Entries in iPad Mini (4)
We have a suspicion there's going to be lot's of new toys (hardware and software) for creative iPad owners to play with after tonight's show. Be sure to tune-in.
New iPads are a given, but we are also expecting updated iLife apps, plus some kind of iPad cover which could be a bit special given that Apple alluded to it in the teaser invite.
Apple TV fans will be hoping for a serious update to the Apple TV software and perhaps new hardware. A full blown App Store of its own plus game controller support would open up a brand new market for Apple and please many iOS gamers.
Only a few hours until we find out!
We are just one week away from finding out what Apple will do to persuade current iPad owners to upgrade. Here's a look at what to expect.
iPad mini 2
For iPad mini owners that answer is pretty simple, a Retina display.
Many prefer the more manageable size and weight of the mini, but there's no denying that the full sized iPad has a far superior display. It's not yet clear if it's Apple's intent to quadruple the pixel count of the mini's display, hence making it a Retina display, but we certainly hope it does. Going back to a standard display after spending many months with a high DPI display is quite jarring.
If the new iPad mini gets a Retina display it's mostly certainly going to need to move to the A6X chipset. We don't want a repeat of the iPad 3 problems with its underpowered GPU.
We have already mentioned that we expect the new iPad to include a slightly faster version of its new A7 chipset, but it seems likely that it will also include a fingerprint scanner and a more capable main camera module. The iPad 4 is still a powerhouse, so the move to the A7 chipset may not seem like much of an upgrade, however we would contend that readers of this website may well be the ones that benefit most from just such an upgrade.

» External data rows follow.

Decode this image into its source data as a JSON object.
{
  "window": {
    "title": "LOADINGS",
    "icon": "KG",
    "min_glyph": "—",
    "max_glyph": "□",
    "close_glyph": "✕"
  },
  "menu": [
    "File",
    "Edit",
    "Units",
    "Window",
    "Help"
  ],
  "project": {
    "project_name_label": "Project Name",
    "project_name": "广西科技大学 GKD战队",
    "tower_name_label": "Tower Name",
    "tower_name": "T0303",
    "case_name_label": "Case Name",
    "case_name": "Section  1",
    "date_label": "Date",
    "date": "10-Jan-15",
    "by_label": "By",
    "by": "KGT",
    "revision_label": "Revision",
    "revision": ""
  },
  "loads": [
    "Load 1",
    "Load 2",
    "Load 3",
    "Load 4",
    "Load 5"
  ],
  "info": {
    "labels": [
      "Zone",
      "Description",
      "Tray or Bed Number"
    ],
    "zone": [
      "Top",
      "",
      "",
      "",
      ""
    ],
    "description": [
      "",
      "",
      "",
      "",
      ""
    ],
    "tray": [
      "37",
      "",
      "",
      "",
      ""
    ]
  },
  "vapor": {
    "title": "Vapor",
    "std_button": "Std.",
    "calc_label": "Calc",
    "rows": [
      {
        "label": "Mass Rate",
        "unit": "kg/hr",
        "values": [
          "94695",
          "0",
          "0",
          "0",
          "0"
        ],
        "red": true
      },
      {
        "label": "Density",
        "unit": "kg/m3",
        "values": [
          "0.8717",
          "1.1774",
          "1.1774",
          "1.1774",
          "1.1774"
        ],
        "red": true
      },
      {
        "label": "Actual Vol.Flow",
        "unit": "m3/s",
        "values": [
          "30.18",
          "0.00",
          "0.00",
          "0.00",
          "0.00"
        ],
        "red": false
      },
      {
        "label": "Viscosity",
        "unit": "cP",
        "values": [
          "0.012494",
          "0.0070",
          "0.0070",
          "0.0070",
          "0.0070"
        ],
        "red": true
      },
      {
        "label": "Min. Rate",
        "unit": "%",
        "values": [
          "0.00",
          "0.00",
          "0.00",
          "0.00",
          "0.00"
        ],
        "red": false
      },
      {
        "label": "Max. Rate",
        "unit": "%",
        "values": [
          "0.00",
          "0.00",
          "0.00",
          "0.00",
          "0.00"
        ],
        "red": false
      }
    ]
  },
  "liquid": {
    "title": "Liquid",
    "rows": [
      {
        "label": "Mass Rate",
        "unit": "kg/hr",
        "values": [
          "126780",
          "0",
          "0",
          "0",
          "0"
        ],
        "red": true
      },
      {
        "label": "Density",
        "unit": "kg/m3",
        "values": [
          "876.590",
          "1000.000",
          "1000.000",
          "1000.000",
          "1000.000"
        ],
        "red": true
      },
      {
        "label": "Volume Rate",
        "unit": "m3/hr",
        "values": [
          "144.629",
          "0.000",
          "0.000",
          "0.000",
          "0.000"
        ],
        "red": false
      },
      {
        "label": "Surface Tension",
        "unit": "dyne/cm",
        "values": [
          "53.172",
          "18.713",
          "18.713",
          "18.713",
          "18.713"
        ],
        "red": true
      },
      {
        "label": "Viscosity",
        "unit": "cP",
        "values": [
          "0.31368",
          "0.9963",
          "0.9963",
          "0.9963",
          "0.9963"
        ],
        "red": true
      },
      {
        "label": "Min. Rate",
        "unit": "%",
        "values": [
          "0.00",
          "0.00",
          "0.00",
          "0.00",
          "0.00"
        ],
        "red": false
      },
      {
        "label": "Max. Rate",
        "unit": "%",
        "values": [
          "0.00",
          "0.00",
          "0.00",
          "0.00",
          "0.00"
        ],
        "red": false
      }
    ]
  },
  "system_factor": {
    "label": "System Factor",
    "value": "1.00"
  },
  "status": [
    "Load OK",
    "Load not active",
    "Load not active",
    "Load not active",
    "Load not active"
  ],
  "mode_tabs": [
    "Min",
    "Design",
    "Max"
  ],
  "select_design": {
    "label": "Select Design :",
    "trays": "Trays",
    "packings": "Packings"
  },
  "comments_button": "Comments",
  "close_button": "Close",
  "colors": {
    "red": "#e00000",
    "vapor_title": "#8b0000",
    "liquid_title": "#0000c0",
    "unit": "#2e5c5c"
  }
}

There are a whole host of apps that could do with a two times speed increase. In fact any application that handles large quantities of photo, video or audio data will be much more usable running on Apple's new 64-bit chipset. Imagine rendering an iMovie project in full 1080p in less that half realtime, that and much more will be possible with the A7X. Apple is calling the A7 chipset 'desktop class' silicon. It most certainly doesn't belong to the desktop class of 2013, but it's right up there with the best of 2009. Not bad for something with a 10 hour battery life and measuring just a few millimetres thick.
Can Apple improve the quality of the screen without increasing the resolution? Yes, we are expecting a slightly brighter, more vibrant display. No extra pixels though, perhaps they'll make an appearance on larger iPad Pro?
Thinking beyond technical specifications, a slimmer, lighter iPad would be most welcome. A 10% weight decrease would be handy, we think Apple will deliver on that front.
Twin speakers to provide some kind of stereo separation would be nice, but not essential. The same can be said of the camera. The current 5MP camera does a sterling job, but if Apple can upgrade it to match that of the iPhone 5s we certainly won't be complaining.
What would you like to see in the new iPad and iPad mini? Let us know in a comment below.
The rumours were true, the iPad mini exists, and will arrive in stores and in the hands of those who preordered on 2nd November. Perhaps the real surprise, though, is the availability of the next generation regular sized iPad on the very same day.
Pushing the iPad platform up
The new iPad, which we will be referring to as the iPad 4 from herein, is essentially the iPad we expected to see in March 2013. It's an impressive push upwards, doubling both the CPU and GPU power of the iPad 3 in just 8 months. With the iPad 4, Apple has created a tablet computer that is fully capable of running just about any collection of code that Apple or third party developers can realistically conceive of. We can't overstate how impressive the iPad 4 is on paper. It's a tablet computer with the general computing power of an iMac from just a few years ago and graphics power equal to the Playstation 3 and XBOX 360. Combine this power with a 3 mega pixel display and a 10 hour battery life and it's not at all hard to see why the iPad 4 is such an important piece of computing hardware.
Pushing the iPad plaform down
We believe that the smaller display of the iPad mini will restrict it's productivity for the kind of activities that we feature on iPad Creative. Having said that, we are completely confident that tablet computers are the future of general purpose computing, so expanding the range is the right thing to do at this time.
The iPad mini is the new entry level iPad. If Tim Cook felt that the best way of protecting the more profitable end of the range was to reduce the size of the display, then so be it. We think that many iPad mini owners will eventually upgrade to the full 9.7" experience, or perhaps even own both.
In our next article we'll take a look at where Apple can push the iPad next. If the iPad 4 is the iPad we expected Apple to launch in 2013, where does that leave the possibility of a refresh in Spring 2013?
In a break with recent tradition, Apple will be providing a live video stream of the "a little more to show you" event this evening. Everything kicks off at 10:00 AM PDT. Though we are eager to see Apple's take on the smaller tablet, we're more excited about the possibility of updated software and services.
Head back here tomorrow to read our take on Apple's new releases.